This project will develop a scouting protocol and trial and demonstrate the use of biocontrols to manage TSSM in urban agriculture. Habitat plantings will be installed at three sites to recruit and maintain natural enemies. A TSSM scouting program will be developed and implemented at three urban farms, using bush beans in tomato rows as indicator plants. Beneficial arthropods Neoseiulus fallacis and Feltiella acarisuga will be released and their presence tracked through each of two seasons, and Phytoseiulus persimilis will be released as needed in response to TSSM counts on indicator plants. TSSM counts and damage to the crop and indicator plants will be tracked throughout the season.

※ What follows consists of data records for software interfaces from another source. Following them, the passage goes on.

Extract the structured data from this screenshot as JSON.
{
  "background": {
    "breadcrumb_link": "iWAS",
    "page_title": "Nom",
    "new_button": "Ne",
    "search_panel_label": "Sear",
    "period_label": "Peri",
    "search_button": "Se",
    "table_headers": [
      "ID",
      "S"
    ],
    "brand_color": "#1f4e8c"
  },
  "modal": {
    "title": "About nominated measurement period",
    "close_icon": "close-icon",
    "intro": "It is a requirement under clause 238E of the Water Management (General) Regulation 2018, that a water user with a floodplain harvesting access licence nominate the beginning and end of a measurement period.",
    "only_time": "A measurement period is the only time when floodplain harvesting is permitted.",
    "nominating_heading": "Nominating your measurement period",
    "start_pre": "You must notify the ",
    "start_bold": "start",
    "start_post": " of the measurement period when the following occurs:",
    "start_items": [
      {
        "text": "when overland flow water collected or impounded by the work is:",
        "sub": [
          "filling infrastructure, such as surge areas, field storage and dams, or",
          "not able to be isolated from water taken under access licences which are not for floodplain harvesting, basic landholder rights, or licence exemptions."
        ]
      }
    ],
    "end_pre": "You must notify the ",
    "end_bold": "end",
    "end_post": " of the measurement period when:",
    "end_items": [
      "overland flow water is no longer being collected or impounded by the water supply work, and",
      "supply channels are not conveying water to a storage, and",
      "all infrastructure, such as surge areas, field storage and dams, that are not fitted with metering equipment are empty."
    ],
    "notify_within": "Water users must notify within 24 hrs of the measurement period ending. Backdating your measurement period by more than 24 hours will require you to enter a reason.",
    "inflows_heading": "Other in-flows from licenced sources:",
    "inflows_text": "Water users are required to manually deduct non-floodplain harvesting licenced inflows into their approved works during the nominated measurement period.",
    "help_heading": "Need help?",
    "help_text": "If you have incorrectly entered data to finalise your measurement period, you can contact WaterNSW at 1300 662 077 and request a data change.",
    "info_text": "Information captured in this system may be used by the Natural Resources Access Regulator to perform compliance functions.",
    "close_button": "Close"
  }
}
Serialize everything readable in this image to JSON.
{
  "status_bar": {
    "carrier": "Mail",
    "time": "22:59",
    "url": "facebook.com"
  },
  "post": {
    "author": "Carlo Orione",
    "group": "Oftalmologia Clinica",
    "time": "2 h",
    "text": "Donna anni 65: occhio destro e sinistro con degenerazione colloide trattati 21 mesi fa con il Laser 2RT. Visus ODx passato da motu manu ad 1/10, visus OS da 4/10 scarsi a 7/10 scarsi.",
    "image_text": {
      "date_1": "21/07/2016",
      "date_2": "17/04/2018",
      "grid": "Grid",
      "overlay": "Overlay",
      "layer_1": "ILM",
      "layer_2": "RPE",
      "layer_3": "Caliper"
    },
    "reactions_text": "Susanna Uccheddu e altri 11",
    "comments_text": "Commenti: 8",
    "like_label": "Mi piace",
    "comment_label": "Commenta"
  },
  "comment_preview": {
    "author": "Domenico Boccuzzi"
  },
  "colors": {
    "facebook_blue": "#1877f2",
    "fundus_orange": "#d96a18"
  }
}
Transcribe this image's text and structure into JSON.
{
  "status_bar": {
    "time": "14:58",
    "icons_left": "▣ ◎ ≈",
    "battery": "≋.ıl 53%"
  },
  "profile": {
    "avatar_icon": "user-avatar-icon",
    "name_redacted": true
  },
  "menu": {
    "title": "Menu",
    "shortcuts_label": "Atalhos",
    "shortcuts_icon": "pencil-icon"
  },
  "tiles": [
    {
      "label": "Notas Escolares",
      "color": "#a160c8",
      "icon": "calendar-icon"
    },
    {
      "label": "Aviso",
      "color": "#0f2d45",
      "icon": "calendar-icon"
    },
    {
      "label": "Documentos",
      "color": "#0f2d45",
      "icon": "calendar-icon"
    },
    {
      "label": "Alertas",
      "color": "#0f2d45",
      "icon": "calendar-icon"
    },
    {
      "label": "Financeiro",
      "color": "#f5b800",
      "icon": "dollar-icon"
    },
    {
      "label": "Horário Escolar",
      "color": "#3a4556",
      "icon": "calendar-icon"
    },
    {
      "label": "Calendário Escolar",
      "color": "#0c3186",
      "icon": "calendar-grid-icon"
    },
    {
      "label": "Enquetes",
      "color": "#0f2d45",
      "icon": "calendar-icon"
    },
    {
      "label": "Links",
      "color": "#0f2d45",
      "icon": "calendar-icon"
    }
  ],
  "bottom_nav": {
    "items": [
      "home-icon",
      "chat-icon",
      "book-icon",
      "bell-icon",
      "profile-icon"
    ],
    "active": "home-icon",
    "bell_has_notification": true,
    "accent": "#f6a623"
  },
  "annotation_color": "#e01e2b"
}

The combined data will provide insight into the effectiveness of TSSM biocontrols in urban agriculture and the ability of beneficial arthropods to persist in urban agricultural ecosystems.
Project objectives from proposal:
This project seeks to develop and demonstrate best practices for controlling TSSM on NYC urban farms through release and recruitment of natural enemies. It also seeks to enhance skills and knowledge among urban farmers related to scouting and pest management, and to deepen urban farmers’ understanding of natural enemies’ role in controlling TSSM and other pest populations.
By tracking TSSM and natural enemy populations on urban farms, we aim to contribute to a presently limited body of knowledge related to TSSM as an urban agriculture pest of importance; the effectiveness of biocontrols in managing TSSM on field tomatoes in urban environments; and the ability of urban agroecosystems to recruit and maintain populations of beneficial arthropods, including the ability of Feltiella and N. fallacis to persist throughout a growing season and to overwinter when provided habitat options for those express purposes.
If successful, this project will benefit farmers by developing an effective IPM strategy for management of TSSM in urban agriculture, including readily adopted protocols for scouting, incorporating an “early warning” system with indicator plants, and release, recruitment, and maintenance of natural enemy populations. Farmers will also benefit from increased knowledge of IPM principles applied to urban agriculture.